### TASK STATEMENT
Lines holding the word "Documents" must be located in the listing below and copied.

### INPUT RECORDS
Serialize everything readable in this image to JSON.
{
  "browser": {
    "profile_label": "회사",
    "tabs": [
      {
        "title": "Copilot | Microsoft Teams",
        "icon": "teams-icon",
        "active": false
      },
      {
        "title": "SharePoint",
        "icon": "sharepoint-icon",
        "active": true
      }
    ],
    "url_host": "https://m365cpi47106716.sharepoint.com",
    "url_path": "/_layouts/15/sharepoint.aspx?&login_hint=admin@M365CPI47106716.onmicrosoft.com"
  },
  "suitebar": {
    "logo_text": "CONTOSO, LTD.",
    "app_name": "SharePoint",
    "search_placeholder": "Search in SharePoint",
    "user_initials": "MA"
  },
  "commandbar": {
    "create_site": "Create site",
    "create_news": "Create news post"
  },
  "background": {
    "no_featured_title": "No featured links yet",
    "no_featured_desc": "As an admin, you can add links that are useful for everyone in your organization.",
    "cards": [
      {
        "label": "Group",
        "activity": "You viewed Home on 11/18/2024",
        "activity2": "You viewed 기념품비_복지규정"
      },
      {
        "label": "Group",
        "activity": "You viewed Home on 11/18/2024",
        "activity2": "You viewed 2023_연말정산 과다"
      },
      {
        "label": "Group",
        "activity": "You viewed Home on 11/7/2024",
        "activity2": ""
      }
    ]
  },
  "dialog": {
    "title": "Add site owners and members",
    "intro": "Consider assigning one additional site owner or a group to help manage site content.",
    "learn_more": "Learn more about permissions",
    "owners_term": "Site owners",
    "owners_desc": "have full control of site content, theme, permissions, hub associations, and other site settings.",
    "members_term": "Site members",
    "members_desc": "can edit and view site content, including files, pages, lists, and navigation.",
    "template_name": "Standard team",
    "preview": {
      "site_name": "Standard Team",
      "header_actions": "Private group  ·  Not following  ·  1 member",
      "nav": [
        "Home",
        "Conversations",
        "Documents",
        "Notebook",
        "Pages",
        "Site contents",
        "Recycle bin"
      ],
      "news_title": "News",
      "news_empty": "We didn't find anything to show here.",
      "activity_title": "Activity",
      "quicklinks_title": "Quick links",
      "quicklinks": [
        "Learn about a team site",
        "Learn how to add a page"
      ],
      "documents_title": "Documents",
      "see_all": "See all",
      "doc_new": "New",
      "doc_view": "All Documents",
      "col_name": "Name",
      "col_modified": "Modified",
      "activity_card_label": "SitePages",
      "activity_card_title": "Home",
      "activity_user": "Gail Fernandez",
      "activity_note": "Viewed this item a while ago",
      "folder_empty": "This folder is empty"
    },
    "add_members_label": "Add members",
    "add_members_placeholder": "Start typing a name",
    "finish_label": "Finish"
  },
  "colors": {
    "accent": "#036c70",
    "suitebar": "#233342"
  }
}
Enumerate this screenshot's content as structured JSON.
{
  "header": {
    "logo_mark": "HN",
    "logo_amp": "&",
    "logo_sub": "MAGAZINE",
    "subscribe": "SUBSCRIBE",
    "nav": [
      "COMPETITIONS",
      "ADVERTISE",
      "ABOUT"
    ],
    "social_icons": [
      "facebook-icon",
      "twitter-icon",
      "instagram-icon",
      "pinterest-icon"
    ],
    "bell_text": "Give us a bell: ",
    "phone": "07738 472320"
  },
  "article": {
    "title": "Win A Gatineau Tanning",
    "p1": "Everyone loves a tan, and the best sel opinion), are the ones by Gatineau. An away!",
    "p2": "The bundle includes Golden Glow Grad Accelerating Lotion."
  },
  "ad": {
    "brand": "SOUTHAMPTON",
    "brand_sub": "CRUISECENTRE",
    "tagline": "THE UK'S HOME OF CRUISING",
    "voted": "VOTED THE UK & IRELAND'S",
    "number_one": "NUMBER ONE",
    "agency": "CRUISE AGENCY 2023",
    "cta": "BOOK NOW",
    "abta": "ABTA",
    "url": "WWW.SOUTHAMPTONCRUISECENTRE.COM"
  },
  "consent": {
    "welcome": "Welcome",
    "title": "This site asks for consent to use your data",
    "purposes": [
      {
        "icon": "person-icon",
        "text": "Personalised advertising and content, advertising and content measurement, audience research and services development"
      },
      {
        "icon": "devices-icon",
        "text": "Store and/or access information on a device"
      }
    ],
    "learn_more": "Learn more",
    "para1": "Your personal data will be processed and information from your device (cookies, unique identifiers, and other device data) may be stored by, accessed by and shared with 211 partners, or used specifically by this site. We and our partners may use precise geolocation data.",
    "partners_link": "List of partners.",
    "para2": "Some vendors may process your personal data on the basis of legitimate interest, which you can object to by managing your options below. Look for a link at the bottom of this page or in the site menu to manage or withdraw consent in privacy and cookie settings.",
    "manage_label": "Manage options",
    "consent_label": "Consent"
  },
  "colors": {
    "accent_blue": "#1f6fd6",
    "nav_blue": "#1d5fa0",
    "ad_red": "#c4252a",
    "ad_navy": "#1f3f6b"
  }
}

### EXERCISE OUTPUT
        "Documents",
      "documents_title": "Documents",
      "doc_view": "All Documents",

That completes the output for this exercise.